Regardless of that, now, I am further down the path and able to look back over my journey. I've got to say, it's been damn hard. No two ways about it. I love my daughters - both of them (not discounting A and D, who I love equally) - the one who died and the one living in my belly and it was always going to be hard. From the emotions at the beginning of the journey, to the life changes, to dealing with other's grief (which one can only really observe and try to help with, never control) and the outbursts that come with that whole's been very rough at times. But...

It's also been beautiful. After you get through the anger and the destructive emotions; the desolation and then the crazy feelings, you do - you really do - eventually come to a point of acceptance. For some this can take years. For a certain extent you can control when you come to this point, too: but beware of depression! Acceptance is so much more peaceful. The seas are calm. You're not drowning any more: you're just floating, waiting for something interesting to come along.

I have the Kate Bush song "And Dream of Sheep" on my playlist for this blog (in case of international people who can't access that content) and that song is the beginning of the "Ninth Wave" part of an album entitled "Hounds of Love." It's about a woman drowning in a big, dark ocean, and I always felt drawn to it after Josie died - and still do, now. Here are the lyrics:

Little light shining

Little light will guide them to me
My face is all lit up
My face is all lit up
If they find me racing white horses -
They'll not take me for a buoy.

Let me be weak, let me sleep And Dream Of Sheep.

Oh I'll wake up to any sound of engines
Every gull a seeking craft
I can't keep my eyes open -
Wish I had my radio

I`d tune into some friendly voices.
Talking 'bout stupid things
I can't be left to my imagination
Let me be weak, let me sleep And Dream Of Sheep -

Ooh, their breath is warm,
And they smell like sleep
And they say they take me home -
Like poppies, heavy with seed -
They take me deeper and deeper.

That was me, almost a year ago. Today, it's still me - but now, the scene depicted by the song is like a featherlight veil covering my body. You can see through it, and perhaps if you didn't know what had happened, you might not notice at all - just a thin, light covering of...something...

Like the ocean in this song, I am deeper than you might realize. There's more to me. The loss of Josie has dropped into the darkness of the inside of me and my heart pumps it around my body every day.

If you know pain too, then come and sit with me and be my friend. We don't have to feel it to know each other now - we just have to have been there. Then, we can go out into the leaves of fall and kick them around together - we can feel joy and pleasure and depth and sorrow and love and compassion and calm together, because we know - really know - what real pain feels like. We know how to be grateful beyond the spread of a bountiful harvest. If we want to, we can experience everything life has to offer and not be destroyed by it, and remain thankful...

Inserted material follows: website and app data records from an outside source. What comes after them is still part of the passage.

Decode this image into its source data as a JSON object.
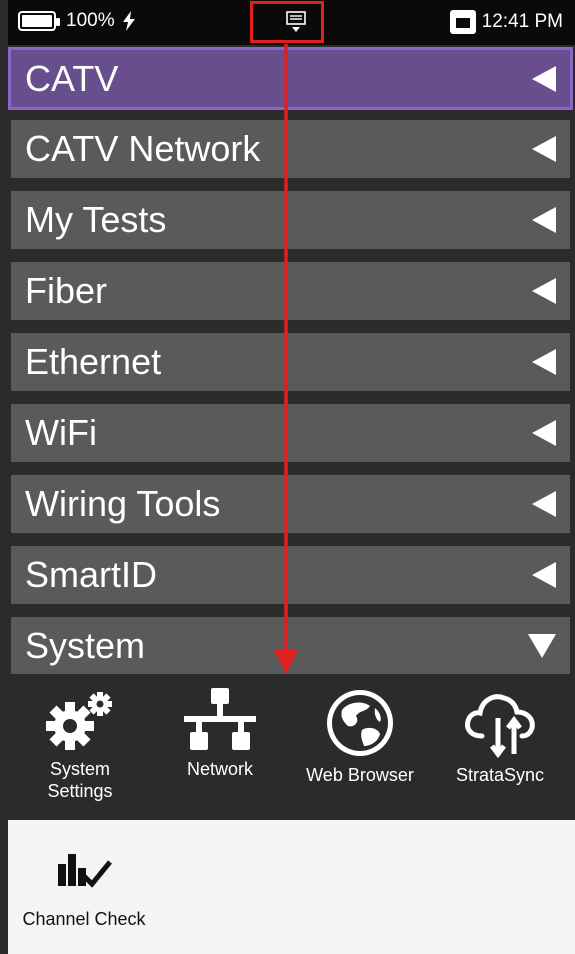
{
  "status_bar": {
    "battery_percent": "100%",
    "time": "12:41 PM"
  },
  "menu": {
    "items": [
      {
        "label": "CATV",
        "state": "active",
        "arrow": "left"
      },
      {
        "label": "CATV Network",
        "arrow": "left"
      },
      {
        "label": "My Tests",
        "arrow": "left"
      },
      {
        "label": "Fiber",
        "arrow": "left"
      },
      {
        "label": "Ethernet",
        "arrow": "left"
      },
      {
        "label": "WiFi",
        "arrow": "left"
      },
      {
        "label": "Wiring Tools",
        "arrow": "left"
      },
      {
        "label": "SmartID",
        "arrow": "left"
      },
      {
        "label": "System",
        "arrow": "down"
      }
    ]
  },
  "apps": [
    {
      "label": "System Settings",
      "icon": "gear-icon"
    },
    {
      "label": "Network",
      "icon": "network-icon"
    },
    {
      "label": "Web Browser",
      "icon": "globe-icon"
    },
    {
      "label": "StrataSync",
      "icon": "cloud-sync-icon"
    }
  ],
  "panel": {
    "apps": [
      {
        "label": "Channel Check",
        "icon": "channel-check-icon"
      }
    ]
  },
  "colors": {
    "active_item": "#684e8c",
    "item": "#5a5a5a",
    "annotation": "#e02020"
  }
}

angie said...

Beautiful post, Jay. I think you are right, there is a point where it is a choice. Sitting quietly with you as you approach Josie's day. With love.

Shannon Ryan said...

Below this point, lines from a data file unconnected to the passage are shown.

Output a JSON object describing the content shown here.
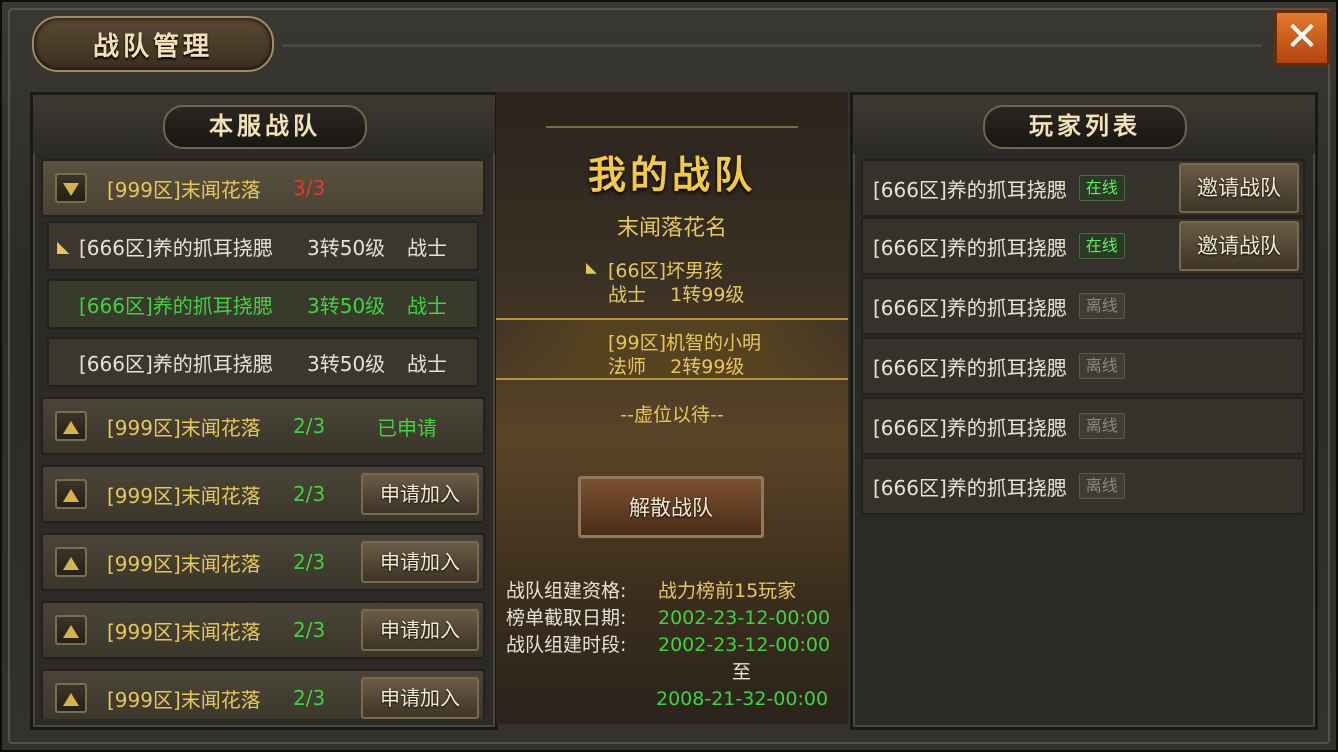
{
  "window": {
    "title": "战队管理",
    "close_glyph": "✕"
  },
  "left_panel": {
    "header": "本服战队",
    "expanded_team": {
      "name": "[999区]末闻花落",
      "count": "3/3"
    },
    "members": [
      {
        "name": "[666区]养的抓耳挠腮",
        "level": "3转50级",
        "job": "战士",
        "marker": true,
        "highlight": false
      },
      {
        "name": "[666区]养的抓耳挠腮",
        "level": "3转50级",
        "job": "战士",
        "marker": false,
        "highlight": true
      },
      {
        "name": "[666区]养的抓耳挠腮",
        "level": "3转50级",
        "job": "战士",
        "marker": false,
        "highlight": false
      }
    ],
    "applied_team": {
      "name": "[999区]末闻花落",
      "count": "2/3",
      "status": "已申请"
    },
    "teams": [
      {
        "name": "[999区]末闻花落",
        "count": "2/3",
        "button": "申请加入"
      },
      {
        "name": "[999区]末闻花落",
        "count": "2/3",
        "button": "申请加入"
      },
      {
        "name": "[999区]末闻花落",
        "count": "2/3",
        "button": "申请加入"
      },
      {
        "name": "[999区]末闻花落",
        "count": "2/3",
        "button": "申请加入"
      }
    ]
  },
  "center": {
    "title": "我的战队",
    "team_name": "末闻落花名",
    "slots": [
      {
        "line1": "[66区]坏男孩",
        "line2": "战士    1转99级",
        "marker": true,
        "selected": false
      },
      {
        "line1": "[99区]机智的小明",
        "line2": "法师    2转99级",
        "marker": false,
        "selected": true
      }
    ],
    "empty_slot": "--虚位以待--",
    "disband_button": "解散战队",
    "info": {
      "qualification_label": "战队组建资格:",
      "qualification_value": "战力榜前15玩家",
      "deadline_label": "榜单截取日期:",
      "deadline_value": "2002-23-12-00:00",
      "period_label": "战队组建时段:",
      "period_start": "2002-23-12-00:00",
      "period_to": "至",
      "period_end": "2008-21-32-00:00"
    }
  },
  "right_panel": {
    "header": "玩家列表",
    "players": [
      {
        "name": "[666区]养的抓耳挠腮",
        "status": "在线",
        "online": true,
        "button": "邀请战队"
      },
      {
        "name": "[666区]养的抓耳挠腮",
        "status": "在线",
        "online": true,
        "button": "邀请战队"
      },
      {
        "name": "[666区]养的抓耳挠腮",
        "status": "离线",
        "online": false
      },
      {
        "name": "[666区]养的抓耳挠腮",
        "status": "离线",
        "online": false
      },
      {
        "name": "[666区]养的抓耳挠腮",
        "status": "离线",
        "online": false
      },
      {
        "name": "[666区]养的抓耳挠腮",
        "status": "离线",
        "online": false
      }
    ]
  }
}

you said everything so perfectly jay!!

Fireflyforever said...

What a beautiful, powerful meditation on the nature of love and birth and death and grief and choice and ... well, I think you covered it all. Love you. When I think about Emma (which I do so much) I think of Gideon and Josie too - three babies who left over one short week in October. I'm holding my own daughter close to my heart right now and remembering your beautiful girl with much love too.

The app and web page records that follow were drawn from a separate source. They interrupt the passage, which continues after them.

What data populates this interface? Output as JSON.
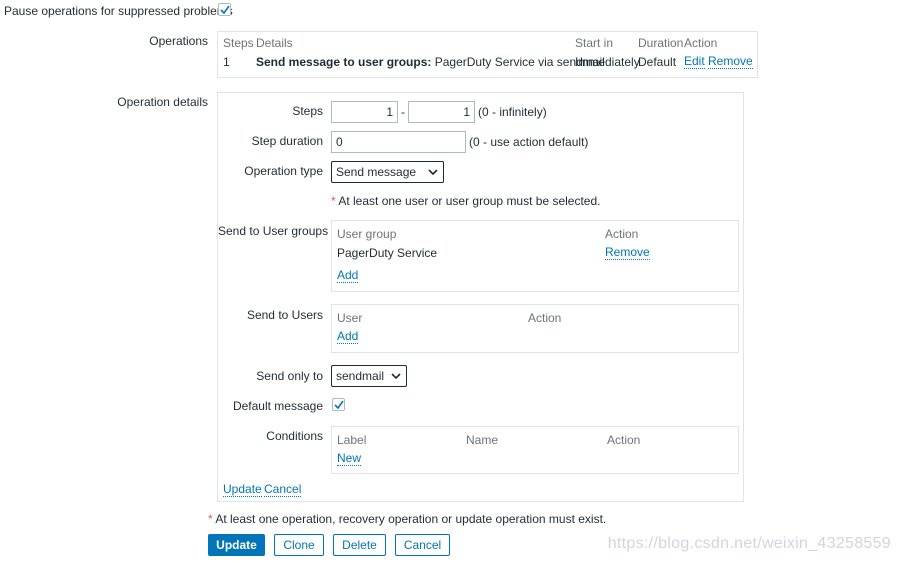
{
  "pause": {
    "label": "Pause operations for suppressed problems",
    "checked": true
  },
  "operations": {
    "label": "Operations",
    "headers": [
      "Steps",
      "Details",
      "Start in",
      "Duration",
      "Action"
    ],
    "row": {
      "steps": "1",
      "details_bold": "Send message to user groups:",
      "details_rest": "PagerDuty Service via sendmail",
      "start_in": "Immediately",
      "duration": "Default",
      "edit": "Edit",
      "remove": "Remove"
    }
  },
  "details": {
    "label": "Operation details",
    "steps_label": "Steps",
    "steps_from": "1",
    "steps_sep": "-",
    "steps_to": "1",
    "steps_hint": "(0 - infinitely)",
    "step_duration_label": "Step duration",
    "step_duration_value": "0",
    "step_duration_hint": "(0 - use action default)",
    "operation_type_label": "Operation type",
    "operation_type_value": "Send message",
    "req_star": "*",
    "req_msg": "At least one user or user group must be selected.",
    "user_groups_label": "Send to User groups",
    "user_groups_headers": [
      "User group",
      "Action"
    ],
    "user_group_name": "PagerDuty Service",
    "user_group_remove": "Remove",
    "user_groups_add": "Add",
    "users_label": "Send to Users",
    "users_headers": [
      "User",
      "Action"
    ],
    "users_add": "Add",
    "send_only_label": "Send only to",
    "send_only_value": "sendmail",
    "default_message_label": "Default message",
    "default_message_checked": true,
    "conditions_label": "Conditions",
    "conditions_headers": [
      "Label",
      "Name",
      "Action"
    ],
    "conditions_new": "New",
    "update_link": "Update",
    "cancel_link": "Cancel"
  },
  "footer": {
    "req_star": "*",
    "req_msg": "At least one operation, recovery operation or update operation must exist.",
    "buttons": {
      "update": "Update",
      "clone": "Clone",
      "delete": "Delete",
      "cancel": "Cancel"
    }
  },
  "watermark": "https://blog.csdn.net/weixin_43258559"
}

Anonymous said...

Describing your connection to your little girl and thus to the beyond is beautiful and bittersweet beyond words. You and your daughter will be in our thoughts.

Emerging Butterfly said...

Holding your hand and kicking the leaves of autumn sounds really and truly perfect today....I would like that so much. Blessings blown your way on the crisp winds....

Jeanette said...

Such a beautiful and powerful post.
This part
"when a woman has a baby, she actually carries that child's DNA around in her own bloodstream for the rest of her life... It's palpable, I can tell you. It's like a permanently activated link to your child:"
explains how I've been feeling,but was unable to express. Thank you.